**DATASET RECORDS:**

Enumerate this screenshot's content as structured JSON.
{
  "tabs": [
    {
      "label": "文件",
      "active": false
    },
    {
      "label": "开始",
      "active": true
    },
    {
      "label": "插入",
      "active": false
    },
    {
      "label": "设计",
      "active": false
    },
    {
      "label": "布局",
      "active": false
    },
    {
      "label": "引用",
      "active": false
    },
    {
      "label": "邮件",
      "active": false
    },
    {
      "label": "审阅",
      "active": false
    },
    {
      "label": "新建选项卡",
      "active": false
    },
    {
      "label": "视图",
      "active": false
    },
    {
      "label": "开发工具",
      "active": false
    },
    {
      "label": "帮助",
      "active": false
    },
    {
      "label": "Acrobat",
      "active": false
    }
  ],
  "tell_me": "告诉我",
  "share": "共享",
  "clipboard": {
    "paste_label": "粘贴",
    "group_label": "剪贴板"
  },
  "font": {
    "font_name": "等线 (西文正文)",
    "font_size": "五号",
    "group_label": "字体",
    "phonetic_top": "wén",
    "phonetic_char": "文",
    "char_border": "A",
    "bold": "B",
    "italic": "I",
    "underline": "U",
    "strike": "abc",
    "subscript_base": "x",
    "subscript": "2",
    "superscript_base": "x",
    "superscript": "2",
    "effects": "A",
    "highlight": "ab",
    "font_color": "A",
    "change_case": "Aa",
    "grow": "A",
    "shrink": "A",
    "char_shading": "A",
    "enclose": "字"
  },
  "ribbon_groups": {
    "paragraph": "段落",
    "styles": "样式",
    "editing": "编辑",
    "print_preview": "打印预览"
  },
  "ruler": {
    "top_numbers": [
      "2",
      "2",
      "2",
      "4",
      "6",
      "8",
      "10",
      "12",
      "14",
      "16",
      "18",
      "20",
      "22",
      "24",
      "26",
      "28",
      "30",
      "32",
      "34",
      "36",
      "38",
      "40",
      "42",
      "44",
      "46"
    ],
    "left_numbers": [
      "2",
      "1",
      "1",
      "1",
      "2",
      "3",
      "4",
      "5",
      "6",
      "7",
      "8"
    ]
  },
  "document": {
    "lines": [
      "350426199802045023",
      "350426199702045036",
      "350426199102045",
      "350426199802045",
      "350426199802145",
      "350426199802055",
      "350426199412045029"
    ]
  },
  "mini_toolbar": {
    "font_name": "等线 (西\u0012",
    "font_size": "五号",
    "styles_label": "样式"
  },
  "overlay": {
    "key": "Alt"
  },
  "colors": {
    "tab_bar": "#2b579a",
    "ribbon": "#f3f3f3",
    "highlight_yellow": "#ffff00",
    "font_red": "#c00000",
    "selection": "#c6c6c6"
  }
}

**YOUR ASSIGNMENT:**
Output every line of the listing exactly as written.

**RESPONSE TO THIS TASK:**
Enumerate this screenshot's content as structured JSON.
{
  "tabs": [
    {
      "label": "文件",
      "active": false
    },
    {
      "label": "开始",
      "active": true
    },
    {
      "label": "插入",
      "active": false
    },
    {
      "label": "设计",
      "active": false
    },
    {
      "label": "布局",
      "active": false
    },
    {
      "label": "引用",
      "active": false
    },
    {
      "label": "邮件",
      "active": false
    },
    {
      "label": "审阅",
      "active": false
    },
    {
      "label": "新建选项卡",
      "active": false
    },
    {
      "label": "视图",
      "active": false
    },
    {
      "label": "开发工具",
      "active": false
    },
    {
      "label": "帮助",
      "active": false
    },
    {
      "label": "Acrobat",
      "active": false
    }
  ],
  "tell_me": "告诉我",
  "share": "共享",
  "clipboard": {
    "paste_label": "粘贴",
    "group_label": "剪贴板"
  },
  "font": {
    "font_name": "等线 (西文正文)",
    "font_size": "五号",
    "group_label": "字体",
    "phonetic_top": "wén",
    "phonetic_char": "文",
    "char_border": "A",
    "bold": "B",
    "italic": "I",
    "underline": "U",
    "strike": "abc",
    "subscript_base": "x",
    "subscript": "2",
    "superscript_base": "x",
    "superscript": "2",
    "effects": "A",
    "highlight": "ab",
    "font_color": "A",
    "change_case": "Aa",
    "grow": "A",
    "shrink": "A",
    "char_shading": "A",
    "enclose": "字"
  },
  "ribbon_groups": {
    "paragraph": "段落",
    "styles": "样式",
    "editing": "编辑",
    "print_preview": "打印预览"
  },
  "ruler": {
    "top_numbers": [
      "2",
      "2",
      "2",
      "4",
      "6",
      "8",
      "10",
      "12",
      "14",
      "16",
      "18",
      "20",
      "22",
      "24",
      "26",
      "28",
      "30",
      "32",
      "34",
      "36",
      "38",
      "40",
      "42",
      "44",
      "46"
    ],
    "left_numbers": [
      "2",
      "1",
      "1",
      "1",
      "2",
      "3",
      "4",
      "5",
      "6",
      "7",
      "8"
    ]
  },
  "document": {
    "lines": [
      "350426199802045023",
      "350426199702045036",
      "350426199102045",
      "350426199802045",
      "350426199802145",
      "350426199802055",
      "350426199412045029"
    ]
  },
  "mini_toolbar": {
    "font_name": "等线 (西\u0012",
    "font_size": "五号",
    "styles_label": "样式"
  },
  "overlay": {
    "key": "Alt"
  },
  "colors": {
    "tab_bar": "#2b579a",
    "ribbon": "#f3f3f3",
    "highlight_yellow": "#ffff00",
    "font_red": "#c00000",
    "selection": "#c6c6c6"
  }
}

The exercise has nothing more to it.